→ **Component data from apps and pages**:
--

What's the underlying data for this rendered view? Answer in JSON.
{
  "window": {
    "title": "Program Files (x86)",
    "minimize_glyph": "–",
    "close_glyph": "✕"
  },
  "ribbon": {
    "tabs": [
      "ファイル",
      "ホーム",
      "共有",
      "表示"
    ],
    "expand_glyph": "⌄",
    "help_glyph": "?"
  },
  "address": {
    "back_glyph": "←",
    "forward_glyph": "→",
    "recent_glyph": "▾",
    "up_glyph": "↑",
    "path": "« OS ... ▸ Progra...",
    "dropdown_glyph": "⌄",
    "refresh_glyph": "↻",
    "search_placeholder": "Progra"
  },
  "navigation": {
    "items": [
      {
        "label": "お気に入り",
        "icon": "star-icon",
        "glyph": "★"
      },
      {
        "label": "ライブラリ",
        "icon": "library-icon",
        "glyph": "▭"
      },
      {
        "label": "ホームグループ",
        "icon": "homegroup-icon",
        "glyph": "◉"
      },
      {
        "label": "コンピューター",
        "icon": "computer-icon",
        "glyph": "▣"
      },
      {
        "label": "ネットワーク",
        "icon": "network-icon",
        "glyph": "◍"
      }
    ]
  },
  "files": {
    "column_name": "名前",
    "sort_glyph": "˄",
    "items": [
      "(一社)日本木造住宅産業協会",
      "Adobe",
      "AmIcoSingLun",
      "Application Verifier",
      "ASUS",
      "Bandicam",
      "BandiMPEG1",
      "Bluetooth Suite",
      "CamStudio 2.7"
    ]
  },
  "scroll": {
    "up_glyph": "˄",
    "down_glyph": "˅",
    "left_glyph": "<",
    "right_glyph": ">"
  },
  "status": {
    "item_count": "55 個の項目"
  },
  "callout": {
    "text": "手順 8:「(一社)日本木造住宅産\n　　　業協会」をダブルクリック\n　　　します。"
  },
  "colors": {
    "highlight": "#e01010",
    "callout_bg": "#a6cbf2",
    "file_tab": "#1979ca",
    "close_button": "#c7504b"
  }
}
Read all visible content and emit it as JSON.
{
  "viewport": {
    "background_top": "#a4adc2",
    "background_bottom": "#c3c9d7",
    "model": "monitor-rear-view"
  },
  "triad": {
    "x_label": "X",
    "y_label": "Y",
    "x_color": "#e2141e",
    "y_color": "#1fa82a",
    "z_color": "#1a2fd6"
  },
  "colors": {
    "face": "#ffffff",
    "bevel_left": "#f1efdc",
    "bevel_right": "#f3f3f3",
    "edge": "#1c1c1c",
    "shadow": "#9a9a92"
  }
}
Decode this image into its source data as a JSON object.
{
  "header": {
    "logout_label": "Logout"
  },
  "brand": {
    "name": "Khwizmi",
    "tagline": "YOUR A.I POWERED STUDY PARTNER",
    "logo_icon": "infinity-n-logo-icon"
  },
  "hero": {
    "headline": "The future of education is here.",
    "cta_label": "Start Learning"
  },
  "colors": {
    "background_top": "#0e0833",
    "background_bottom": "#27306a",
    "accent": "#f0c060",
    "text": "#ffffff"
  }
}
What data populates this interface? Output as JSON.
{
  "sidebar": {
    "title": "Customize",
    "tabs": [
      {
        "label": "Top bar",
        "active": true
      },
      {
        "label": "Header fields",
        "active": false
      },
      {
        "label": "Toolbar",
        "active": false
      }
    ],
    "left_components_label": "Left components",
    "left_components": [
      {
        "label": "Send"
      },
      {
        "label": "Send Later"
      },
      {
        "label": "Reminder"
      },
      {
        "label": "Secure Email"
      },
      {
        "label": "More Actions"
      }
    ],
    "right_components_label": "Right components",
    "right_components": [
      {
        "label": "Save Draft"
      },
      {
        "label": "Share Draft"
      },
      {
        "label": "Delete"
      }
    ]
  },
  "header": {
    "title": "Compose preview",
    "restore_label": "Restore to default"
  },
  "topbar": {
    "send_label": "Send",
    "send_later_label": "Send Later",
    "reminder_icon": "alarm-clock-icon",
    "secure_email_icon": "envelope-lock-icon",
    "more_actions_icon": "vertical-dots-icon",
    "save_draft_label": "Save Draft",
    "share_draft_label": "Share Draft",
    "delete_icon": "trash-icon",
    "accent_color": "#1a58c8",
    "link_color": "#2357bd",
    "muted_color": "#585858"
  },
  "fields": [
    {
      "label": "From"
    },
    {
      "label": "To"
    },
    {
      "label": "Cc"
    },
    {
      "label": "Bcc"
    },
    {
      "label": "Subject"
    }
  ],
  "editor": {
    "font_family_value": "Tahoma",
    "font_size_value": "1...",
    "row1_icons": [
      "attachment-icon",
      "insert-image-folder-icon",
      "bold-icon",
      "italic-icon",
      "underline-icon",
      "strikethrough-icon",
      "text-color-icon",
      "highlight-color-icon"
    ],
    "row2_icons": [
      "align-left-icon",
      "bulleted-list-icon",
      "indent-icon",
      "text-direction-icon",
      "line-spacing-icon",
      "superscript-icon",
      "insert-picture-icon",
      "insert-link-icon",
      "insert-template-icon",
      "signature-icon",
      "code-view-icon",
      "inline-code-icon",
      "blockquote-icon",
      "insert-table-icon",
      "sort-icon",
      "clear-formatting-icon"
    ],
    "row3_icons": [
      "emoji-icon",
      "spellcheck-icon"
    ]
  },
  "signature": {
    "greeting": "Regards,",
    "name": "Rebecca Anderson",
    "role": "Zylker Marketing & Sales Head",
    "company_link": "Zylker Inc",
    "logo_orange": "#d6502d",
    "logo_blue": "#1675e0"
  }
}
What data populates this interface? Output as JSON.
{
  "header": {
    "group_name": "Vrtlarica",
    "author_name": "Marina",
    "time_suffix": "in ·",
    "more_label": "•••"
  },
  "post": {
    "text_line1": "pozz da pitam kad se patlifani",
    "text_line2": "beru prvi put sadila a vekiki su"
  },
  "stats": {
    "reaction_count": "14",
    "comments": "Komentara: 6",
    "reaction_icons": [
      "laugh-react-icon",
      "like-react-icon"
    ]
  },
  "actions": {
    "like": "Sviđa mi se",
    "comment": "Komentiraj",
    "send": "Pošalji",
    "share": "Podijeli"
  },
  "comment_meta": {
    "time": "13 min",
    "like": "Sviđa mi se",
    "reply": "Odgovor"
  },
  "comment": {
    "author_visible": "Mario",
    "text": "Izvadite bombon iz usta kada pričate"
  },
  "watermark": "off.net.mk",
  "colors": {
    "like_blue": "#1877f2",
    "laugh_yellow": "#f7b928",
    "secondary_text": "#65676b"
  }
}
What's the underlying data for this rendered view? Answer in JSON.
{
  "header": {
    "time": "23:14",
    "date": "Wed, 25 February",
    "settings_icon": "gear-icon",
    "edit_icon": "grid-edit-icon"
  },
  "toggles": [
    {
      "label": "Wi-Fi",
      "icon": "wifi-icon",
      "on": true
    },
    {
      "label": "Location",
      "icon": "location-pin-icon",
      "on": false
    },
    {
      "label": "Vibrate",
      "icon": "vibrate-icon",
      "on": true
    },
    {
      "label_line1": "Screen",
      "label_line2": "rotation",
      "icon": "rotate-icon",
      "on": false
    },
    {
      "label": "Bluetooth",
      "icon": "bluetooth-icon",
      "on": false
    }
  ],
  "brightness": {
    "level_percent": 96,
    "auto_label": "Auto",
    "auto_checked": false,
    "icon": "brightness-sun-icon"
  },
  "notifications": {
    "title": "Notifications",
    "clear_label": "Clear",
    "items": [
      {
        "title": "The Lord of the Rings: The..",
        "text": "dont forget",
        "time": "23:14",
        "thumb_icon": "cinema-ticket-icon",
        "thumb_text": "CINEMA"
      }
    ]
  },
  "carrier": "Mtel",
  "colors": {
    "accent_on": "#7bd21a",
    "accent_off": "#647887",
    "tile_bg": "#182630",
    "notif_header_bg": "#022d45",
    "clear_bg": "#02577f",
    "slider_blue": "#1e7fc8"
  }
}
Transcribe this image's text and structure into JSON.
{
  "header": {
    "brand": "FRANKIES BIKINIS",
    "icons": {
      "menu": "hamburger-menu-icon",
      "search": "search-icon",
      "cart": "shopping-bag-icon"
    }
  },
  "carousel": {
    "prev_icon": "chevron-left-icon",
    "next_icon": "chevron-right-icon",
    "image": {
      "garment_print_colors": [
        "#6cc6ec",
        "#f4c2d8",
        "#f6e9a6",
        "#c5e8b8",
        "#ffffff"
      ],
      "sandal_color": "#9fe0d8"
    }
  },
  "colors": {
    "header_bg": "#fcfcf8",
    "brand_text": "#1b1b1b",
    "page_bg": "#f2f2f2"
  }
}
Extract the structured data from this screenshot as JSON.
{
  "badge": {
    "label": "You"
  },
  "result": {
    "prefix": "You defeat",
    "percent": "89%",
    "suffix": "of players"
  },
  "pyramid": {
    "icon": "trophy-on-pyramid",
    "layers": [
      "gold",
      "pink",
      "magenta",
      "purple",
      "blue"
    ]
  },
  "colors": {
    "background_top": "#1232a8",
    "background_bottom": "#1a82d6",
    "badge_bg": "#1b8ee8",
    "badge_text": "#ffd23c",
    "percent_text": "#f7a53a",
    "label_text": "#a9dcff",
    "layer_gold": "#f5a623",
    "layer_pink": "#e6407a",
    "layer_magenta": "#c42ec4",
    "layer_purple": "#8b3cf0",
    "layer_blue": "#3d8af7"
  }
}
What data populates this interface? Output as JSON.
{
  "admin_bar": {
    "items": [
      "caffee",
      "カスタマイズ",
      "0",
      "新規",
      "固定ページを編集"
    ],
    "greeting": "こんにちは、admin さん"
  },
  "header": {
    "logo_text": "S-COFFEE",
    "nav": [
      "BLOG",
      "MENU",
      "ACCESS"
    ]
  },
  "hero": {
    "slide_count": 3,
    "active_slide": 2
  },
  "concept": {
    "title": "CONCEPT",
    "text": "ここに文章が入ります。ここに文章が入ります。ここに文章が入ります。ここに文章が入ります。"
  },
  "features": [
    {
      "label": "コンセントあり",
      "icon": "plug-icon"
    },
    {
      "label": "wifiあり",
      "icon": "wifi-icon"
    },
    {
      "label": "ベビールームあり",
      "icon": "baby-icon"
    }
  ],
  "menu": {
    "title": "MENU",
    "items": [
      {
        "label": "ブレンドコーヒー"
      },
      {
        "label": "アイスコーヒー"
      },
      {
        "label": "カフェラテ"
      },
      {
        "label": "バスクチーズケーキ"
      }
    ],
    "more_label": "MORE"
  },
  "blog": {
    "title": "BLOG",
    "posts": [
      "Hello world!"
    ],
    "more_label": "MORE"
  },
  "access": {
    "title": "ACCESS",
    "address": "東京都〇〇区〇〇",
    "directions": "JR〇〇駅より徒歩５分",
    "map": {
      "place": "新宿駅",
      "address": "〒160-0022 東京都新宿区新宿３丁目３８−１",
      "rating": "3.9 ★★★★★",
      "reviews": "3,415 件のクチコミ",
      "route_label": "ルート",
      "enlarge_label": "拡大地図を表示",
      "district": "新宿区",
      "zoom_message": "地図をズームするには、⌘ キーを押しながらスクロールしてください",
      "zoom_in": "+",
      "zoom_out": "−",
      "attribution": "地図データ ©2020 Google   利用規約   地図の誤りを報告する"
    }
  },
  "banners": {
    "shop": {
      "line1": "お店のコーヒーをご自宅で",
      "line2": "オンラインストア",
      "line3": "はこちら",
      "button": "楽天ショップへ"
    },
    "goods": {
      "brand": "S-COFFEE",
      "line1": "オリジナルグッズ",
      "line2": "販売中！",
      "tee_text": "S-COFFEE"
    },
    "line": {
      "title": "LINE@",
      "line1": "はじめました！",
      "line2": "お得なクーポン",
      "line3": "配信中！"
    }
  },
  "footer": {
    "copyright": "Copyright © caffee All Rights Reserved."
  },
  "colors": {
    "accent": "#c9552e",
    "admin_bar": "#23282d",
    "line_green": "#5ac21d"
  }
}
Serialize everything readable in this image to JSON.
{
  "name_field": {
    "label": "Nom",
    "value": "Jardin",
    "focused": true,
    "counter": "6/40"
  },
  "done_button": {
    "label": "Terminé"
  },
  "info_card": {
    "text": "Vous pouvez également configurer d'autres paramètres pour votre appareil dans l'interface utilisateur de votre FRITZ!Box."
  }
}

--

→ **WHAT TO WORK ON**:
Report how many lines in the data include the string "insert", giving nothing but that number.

→ **RESPONSE AREA**:
5